■ ASSIGNED TASK
Search the records below for the string "Polityka" and copy each line where it turns up.

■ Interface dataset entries

----------------------------------------

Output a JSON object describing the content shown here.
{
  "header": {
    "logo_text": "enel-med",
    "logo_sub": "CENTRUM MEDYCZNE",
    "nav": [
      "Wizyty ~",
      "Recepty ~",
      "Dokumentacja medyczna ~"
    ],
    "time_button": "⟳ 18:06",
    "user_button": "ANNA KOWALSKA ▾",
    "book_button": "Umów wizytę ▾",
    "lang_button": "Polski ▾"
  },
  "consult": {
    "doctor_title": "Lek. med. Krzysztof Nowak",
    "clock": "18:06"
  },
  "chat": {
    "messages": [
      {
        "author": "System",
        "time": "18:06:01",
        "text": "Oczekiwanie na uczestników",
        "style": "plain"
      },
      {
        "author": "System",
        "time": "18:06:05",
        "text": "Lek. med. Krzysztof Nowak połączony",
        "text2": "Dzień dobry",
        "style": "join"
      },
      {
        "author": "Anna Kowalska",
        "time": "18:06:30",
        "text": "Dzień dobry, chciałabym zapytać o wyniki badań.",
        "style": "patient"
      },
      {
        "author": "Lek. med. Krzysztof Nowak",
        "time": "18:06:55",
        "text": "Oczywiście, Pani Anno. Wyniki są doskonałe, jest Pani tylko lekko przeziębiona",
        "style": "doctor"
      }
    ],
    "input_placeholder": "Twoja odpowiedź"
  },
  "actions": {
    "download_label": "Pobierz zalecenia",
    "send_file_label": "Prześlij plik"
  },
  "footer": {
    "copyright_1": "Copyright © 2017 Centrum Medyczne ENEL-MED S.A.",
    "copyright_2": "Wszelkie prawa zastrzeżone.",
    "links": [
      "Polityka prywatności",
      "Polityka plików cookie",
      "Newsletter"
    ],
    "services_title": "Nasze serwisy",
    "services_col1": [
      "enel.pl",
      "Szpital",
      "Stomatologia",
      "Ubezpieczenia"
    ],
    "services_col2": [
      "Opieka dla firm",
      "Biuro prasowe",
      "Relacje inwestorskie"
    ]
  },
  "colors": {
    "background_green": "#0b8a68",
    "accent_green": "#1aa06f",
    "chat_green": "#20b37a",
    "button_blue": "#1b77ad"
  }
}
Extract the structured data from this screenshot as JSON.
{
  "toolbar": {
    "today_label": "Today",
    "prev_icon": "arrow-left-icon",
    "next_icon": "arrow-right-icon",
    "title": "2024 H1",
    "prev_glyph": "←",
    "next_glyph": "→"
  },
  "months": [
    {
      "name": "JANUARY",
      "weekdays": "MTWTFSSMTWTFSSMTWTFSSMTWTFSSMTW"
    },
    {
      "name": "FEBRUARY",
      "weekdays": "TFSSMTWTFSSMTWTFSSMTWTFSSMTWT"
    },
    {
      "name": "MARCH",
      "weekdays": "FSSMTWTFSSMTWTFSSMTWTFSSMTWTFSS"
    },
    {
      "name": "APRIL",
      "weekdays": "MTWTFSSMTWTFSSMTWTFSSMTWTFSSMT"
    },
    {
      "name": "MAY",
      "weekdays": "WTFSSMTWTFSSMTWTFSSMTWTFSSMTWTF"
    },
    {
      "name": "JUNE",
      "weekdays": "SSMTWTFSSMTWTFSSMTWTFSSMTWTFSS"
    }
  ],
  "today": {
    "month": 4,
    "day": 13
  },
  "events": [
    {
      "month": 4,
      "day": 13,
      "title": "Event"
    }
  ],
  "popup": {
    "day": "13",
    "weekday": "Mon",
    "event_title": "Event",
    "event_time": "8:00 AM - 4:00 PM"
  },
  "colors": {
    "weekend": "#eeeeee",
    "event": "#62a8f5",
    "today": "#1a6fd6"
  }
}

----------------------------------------

■ EXERCISE RESULT
      "Polityka prywatności",
      "Polityka plików cookie",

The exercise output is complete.